Preparing for Your Parent Conference
If you have a child in school, you’re likely about to have your first face-to-face conference of the year with your student’s teacher in the near future. Parent involvement can play an important role in a student’s success. The parent conference is part of that involvement and a good time to build and solidify this crucial partnership for your child.
Experts agree it’s a good idea to outline some good questions and think about what you’d like to discuss ahead of time. Here are some ideas for inspiration:
1. During the conference, let the teacher know you want to partner with them to ensure your child’s success. Remember that you are the expert and know your child the best, but go in to the conference with an open mind and belief that the teacher has your child’s best interest at heart.

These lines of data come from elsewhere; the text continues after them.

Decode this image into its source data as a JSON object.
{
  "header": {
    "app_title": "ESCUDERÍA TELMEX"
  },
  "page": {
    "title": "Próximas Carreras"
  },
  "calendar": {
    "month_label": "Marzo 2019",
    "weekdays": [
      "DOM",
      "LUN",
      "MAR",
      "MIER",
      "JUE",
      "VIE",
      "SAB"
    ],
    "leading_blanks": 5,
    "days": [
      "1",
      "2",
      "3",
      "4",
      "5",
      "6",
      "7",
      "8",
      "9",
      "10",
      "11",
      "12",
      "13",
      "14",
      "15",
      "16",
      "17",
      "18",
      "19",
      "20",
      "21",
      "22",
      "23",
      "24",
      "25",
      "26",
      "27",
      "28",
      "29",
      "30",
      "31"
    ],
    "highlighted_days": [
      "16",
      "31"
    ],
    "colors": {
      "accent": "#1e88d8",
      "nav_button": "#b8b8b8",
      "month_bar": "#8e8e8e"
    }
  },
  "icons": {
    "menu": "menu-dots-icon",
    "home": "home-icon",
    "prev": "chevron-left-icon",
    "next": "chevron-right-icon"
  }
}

2. Share anecdotes about your child that demonstrate their uniqueness. Talk about hobbies and interests. Talk about your home life. Share what you LOVE about your child. Share work habits, styles, energy levels. Does your child like and need frequent breaks? Have lots of energy and needs to move often? Likes to graze or snack throughout the day? Lay down while reading or writing as opposed to sitting at a desk?

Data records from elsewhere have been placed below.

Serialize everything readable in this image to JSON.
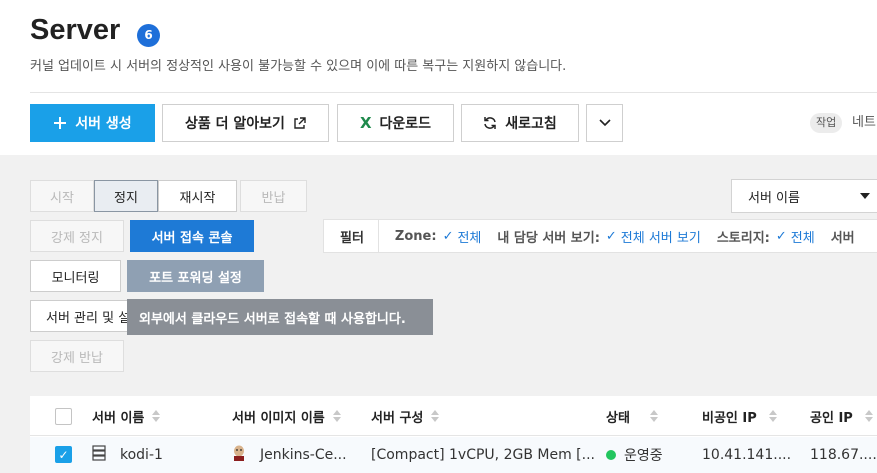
{
  "header": {
    "title": "Server",
    "count": "6",
    "notice": "커널 업데이트 시 서버의 정상적인 사용이 불가능할 수 있으며 이에 따른 복구는 지원하지 않습니다."
  },
  "toolbar": {
    "create_label": "서버 생성",
    "learn_more_label": "상품 더 알아보기",
    "download_label": "다운로드",
    "refresh_label": "새로고침",
    "task_label": "작업",
    "task_text": "네트"
  },
  "actions": {
    "start": "시작",
    "stop": "정지",
    "restart": "재시작",
    "return": "반납",
    "force_stop": "강제 정지",
    "console": "서버 접속 콘솔",
    "monitoring": "모니터링",
    "port_forwarding": "포트 포워딩 설정",
    "server_manage": "서버 관리 및 설정",
    "force_return": "강제 반납"
  },
  "tooltip": "외부에서 클라우드 서버로 접속할 때 사용합니다.",
  "search": {
    "select_value": "서버 이름"
  },
  "filter": {
    "label": "필터",
    "zone_label": "Zone:",
    "zone_value": "전체",
    "owner_label": "내 담당 서버 보기:",
    "owner_value": "전체 서버 보기",
    "storage_label": "스토리지:",
    "storage_value": "전체",
    "more_label": "서버"
  },
  "table": {
    "columns": [
      "서버 이름",
      "서버 이미지 이름",
      "서버 구성",
      "상태",
      "비공인 IP",
      "공인 IP"
    ],
    "rows": [
      {
        "name": "kodi-1",
        "image": "Jenkins-Ce...",
        "spec": "[Compact] 1vCPU, 2GB Mem [...",
        "status": "운영중",
        "private_ip": "10.41.141....",
        "public_ip": "118.67...."
      }
    ]
  },
  "colors": {
    "primary": "#1aa0e8",
    "console_button": "#1e7ad6",
    "badge": "#1e6fd9",
    "status_running": "#22c55e",
    "tooltip_bg": "#8a8f96"
  }
}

3. If you know or suspect your child is having problems, plan to ask the teacher where he or she might feel the difficulty is beginning? Is it the bus ride? The playground? The lunchroom? Issues there can spur the same kinds of problems, so honing in on where the problem is occurring might help. Ask the teacher about his or her observations and discuss what’s different about previous behavior and the new problems. Listen closely and ask questions that might help you understand.
4. Work with your child’s teacher to help her develop strategies that can help your child on the road to success. Share your most helpful tactics about ways to provide successful feedback to your child. Ask your child’s teacher about his/her thoughts about strategies s/he would like to try to help with behavior management, student involvement or types of communications that might positively help your student.

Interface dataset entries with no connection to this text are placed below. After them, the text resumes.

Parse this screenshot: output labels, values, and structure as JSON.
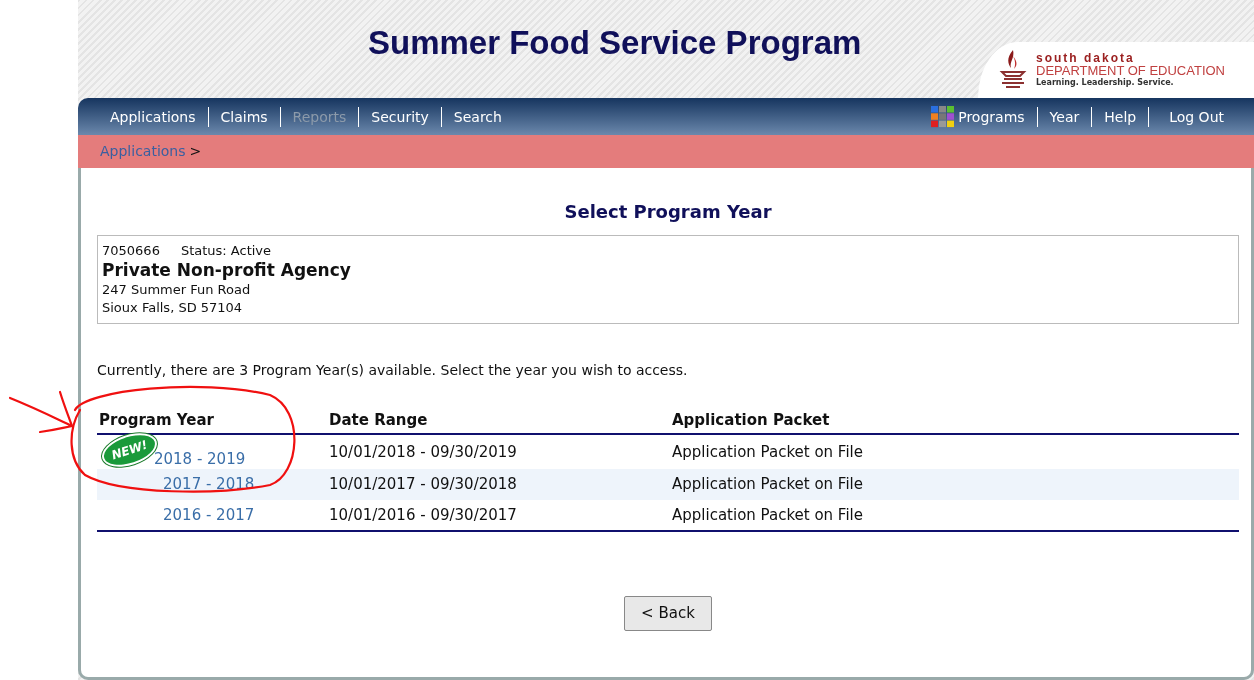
{
  "header": {
    "title": "Summer Food Service Program",
    "logo": {
      "line1": "south dakota",
      "line2": "DEPARTMENT OF EDUCATION",
      "tagline": "Learning. Leadership. Service."
    }
  },
  "nav_left": [
    {
      "label": "Applications",
      "disabled": false
    },
    {
      "label": "Claims",
      "disabled": false
    },
    {
      "label": "Reports",
      "disabled": true
    },
    {
      "label": "Security",
      "disabled": false
    },
    {
      "label": "Search",
      "disabled": false
    }
  ],
  "nav_right": [
    {
      "label": "Programs",
      "kind": "icon"
    },
    {
      "label": "Year",
      "kind": "plain"
    },
    {
      "label": "Help",
      "kind": "plain"
    },
    {
      "label": "Log Out",
      "kind": "plain"
    }
  ],
  "breadcrumb": {
    "link": "Applications",
    "separator": ">"
  },
  "page_title": "Select Program Year",
  "agency": {
    "id": "7050666",
    "status": "Status: Active",
    "name": "Private Non-profit Agency",
    "address1": "247 Summer Fun Road",
    "address2": "Sioux Falls, SD 57104"
  },
  "message": "Currently, there are 3 Program Year(s) available. Select the year you wish to access.",
  "table": {
    "columns": [
      "Program Year",
      "Date Range",
      "Application Packet"
    ],
    "rows": [
      {
        "badge": "NEW!",
        "year": "2018 - 2019",
        "range": "10/01/2018 - 09/30/2019",
        "packet": "Application Packet on File"
      },
      {
        "year": "2017 - 2018",
        "range": "10/01/2017 - 09/30/2018",
        "packet": "Application Packet on File"
      },
      {
        "year": "2016 - 2017",
        "range": "10/01/2016 - 09/30/2017",
        "packet": "Application Packet on File"
      }
    ]
  },
  "back_button": "< Back"
}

Finally, remember that you each are invested in the success of your child and you each have some great information to share. Use the parent conference to build a solid partnership to help your child together.
Deanna Glick has spent two decades as a writer and editor, covering education policy, adoption, and other issues of interest to children and families. Deanna has also worked and volunteered for youth-focused nonprofits, including Students Run LA and the Juvenile Diabetes Research Foundation. A California native, Deanna loves to hike sections of the Appalachian Trail and spend time on the Shenandoah River near her Northern Virginia home. She often finds writing inspiration through her 8-year-old daughter, who loves to read, paint, play sports, and learn.